** Opening RECORD SET block **

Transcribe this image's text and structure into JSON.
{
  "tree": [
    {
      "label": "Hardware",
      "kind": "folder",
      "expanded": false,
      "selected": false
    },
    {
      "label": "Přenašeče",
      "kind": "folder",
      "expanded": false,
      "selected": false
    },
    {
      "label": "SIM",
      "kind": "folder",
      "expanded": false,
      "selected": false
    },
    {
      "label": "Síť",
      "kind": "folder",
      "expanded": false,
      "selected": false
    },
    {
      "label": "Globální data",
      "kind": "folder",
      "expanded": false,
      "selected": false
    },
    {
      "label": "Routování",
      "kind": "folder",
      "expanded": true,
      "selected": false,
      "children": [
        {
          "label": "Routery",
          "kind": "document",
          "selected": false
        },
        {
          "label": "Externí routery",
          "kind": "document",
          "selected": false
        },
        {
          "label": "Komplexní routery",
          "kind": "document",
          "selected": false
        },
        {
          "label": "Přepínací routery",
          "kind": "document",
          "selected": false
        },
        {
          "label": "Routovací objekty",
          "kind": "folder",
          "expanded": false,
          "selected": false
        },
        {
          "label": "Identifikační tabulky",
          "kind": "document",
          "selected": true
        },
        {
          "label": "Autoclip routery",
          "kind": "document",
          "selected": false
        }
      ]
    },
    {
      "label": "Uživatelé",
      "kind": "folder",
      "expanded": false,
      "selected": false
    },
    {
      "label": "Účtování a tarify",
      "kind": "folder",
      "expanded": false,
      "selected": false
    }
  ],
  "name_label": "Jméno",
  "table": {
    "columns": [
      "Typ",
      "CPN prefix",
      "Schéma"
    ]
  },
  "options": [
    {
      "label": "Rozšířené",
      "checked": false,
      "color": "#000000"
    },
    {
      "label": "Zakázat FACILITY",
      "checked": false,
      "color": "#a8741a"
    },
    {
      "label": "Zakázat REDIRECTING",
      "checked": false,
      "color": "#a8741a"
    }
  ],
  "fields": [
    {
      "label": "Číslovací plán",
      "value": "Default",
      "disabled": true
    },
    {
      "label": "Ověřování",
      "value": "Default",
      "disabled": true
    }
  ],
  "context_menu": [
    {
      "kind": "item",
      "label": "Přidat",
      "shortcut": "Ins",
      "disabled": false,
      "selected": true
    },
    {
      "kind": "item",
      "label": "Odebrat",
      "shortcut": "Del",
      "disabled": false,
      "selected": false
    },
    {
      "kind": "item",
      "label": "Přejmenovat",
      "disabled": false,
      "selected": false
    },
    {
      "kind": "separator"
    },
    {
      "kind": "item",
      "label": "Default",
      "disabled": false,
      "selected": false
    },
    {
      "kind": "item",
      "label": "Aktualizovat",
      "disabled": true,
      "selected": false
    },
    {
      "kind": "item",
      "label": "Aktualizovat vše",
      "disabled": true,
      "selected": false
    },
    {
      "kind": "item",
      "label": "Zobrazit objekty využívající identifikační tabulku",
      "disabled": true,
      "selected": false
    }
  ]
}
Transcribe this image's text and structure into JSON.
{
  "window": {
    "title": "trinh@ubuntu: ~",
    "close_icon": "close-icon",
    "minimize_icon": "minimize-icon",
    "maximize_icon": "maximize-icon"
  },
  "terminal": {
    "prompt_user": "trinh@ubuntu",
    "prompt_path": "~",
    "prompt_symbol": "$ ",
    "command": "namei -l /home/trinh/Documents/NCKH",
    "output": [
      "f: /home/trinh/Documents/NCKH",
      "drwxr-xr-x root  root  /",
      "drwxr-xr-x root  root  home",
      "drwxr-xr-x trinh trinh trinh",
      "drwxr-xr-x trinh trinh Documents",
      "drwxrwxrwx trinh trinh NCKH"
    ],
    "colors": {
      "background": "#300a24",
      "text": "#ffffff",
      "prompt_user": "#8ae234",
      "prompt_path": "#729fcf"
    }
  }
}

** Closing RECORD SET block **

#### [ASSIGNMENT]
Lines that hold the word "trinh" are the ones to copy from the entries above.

#### [WRITTEN RESPONSE]
    "title": "trinh@ubuntu: ~",
    "prompt_user": "trinh@ubuntu",
    "command": "namei -l /home/trinh/Documents/NCKH",
      "f: /home/trinh/Documents/NCKH",
      "drwxr-xr-x trinh trinh trinh",
      "drwxr-xr-x trinh trinh Documents",
      "drwxrwxrwx trinh trinh NCKH"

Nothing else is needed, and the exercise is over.